Component data from apps and pages:
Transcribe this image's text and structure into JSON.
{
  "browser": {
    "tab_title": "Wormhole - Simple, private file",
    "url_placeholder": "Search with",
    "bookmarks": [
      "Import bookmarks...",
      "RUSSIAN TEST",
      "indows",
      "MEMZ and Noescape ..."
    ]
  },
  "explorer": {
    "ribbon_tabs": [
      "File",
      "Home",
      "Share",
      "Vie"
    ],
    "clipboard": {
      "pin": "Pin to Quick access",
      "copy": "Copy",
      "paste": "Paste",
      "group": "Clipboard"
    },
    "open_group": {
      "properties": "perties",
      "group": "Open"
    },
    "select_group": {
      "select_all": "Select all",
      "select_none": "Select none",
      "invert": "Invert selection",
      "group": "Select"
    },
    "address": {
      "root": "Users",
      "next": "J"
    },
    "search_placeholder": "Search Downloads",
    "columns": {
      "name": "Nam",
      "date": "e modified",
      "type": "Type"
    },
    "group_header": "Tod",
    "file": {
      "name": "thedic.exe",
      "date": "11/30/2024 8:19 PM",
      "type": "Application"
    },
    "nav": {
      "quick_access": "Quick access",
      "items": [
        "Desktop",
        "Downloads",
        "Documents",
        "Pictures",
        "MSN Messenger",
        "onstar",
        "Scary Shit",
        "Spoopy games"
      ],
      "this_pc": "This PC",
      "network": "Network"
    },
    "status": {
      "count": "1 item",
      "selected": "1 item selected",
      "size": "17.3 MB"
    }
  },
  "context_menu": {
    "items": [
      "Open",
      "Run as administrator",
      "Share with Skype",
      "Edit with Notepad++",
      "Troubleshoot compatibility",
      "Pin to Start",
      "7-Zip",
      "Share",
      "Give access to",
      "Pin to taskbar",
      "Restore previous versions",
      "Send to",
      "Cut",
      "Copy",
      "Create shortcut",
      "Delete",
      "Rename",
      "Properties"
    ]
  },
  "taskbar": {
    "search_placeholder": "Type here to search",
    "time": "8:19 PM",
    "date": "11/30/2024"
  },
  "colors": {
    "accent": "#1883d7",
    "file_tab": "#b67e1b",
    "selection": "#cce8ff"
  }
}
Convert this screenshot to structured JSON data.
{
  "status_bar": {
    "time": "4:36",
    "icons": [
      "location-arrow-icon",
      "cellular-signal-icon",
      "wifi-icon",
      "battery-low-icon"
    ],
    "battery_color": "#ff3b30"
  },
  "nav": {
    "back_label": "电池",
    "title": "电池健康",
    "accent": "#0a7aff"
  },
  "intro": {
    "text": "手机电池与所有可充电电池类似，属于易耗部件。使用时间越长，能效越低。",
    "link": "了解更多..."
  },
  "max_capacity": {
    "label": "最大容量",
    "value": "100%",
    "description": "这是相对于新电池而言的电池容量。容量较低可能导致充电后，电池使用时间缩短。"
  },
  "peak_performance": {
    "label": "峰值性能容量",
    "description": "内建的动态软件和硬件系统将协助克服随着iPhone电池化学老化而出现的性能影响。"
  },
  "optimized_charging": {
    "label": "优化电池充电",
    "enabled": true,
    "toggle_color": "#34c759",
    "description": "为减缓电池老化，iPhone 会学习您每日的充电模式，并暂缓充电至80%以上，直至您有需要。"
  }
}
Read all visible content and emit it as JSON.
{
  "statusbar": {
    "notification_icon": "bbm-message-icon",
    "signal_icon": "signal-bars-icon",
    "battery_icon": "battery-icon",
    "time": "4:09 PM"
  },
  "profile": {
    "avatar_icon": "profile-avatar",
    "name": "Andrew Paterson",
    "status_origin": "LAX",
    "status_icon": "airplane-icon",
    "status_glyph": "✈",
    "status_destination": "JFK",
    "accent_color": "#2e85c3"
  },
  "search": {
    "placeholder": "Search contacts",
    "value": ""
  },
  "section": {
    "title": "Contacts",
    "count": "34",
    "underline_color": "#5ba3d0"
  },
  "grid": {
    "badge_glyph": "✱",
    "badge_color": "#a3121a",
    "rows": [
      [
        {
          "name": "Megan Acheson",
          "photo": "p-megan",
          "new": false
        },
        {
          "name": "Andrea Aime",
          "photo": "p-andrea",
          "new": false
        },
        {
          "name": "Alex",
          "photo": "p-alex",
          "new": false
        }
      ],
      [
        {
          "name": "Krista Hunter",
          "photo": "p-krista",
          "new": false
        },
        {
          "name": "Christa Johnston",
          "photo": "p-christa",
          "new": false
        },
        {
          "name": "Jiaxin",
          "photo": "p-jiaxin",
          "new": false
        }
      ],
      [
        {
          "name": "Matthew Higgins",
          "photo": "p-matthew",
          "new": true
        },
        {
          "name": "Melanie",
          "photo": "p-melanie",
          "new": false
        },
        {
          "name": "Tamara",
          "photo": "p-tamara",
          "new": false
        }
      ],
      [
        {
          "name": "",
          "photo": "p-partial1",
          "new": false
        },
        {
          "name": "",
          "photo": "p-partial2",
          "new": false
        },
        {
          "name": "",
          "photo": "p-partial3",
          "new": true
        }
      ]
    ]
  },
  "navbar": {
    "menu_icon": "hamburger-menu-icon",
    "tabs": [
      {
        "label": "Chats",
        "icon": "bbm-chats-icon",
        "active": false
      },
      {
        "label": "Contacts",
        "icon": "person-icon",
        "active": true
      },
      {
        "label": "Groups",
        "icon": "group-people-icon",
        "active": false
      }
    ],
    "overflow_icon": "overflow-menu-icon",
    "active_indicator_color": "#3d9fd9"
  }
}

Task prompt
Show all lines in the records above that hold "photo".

Solved exercise
          "photo": "p-megan",
          "photo": "p-andrea",
          "photo": "p-alex",
          "photo": "p-krista",
          "photo": "p-christa",
          "photo": "p-jiaxin",
          "photo": "p-matthew",
          "photo": "p-melanie",
          "photo": "p-tamara",
          "photo": "p-partial1",
          "photo": "p-partial2",
          "photo": "p-partial3",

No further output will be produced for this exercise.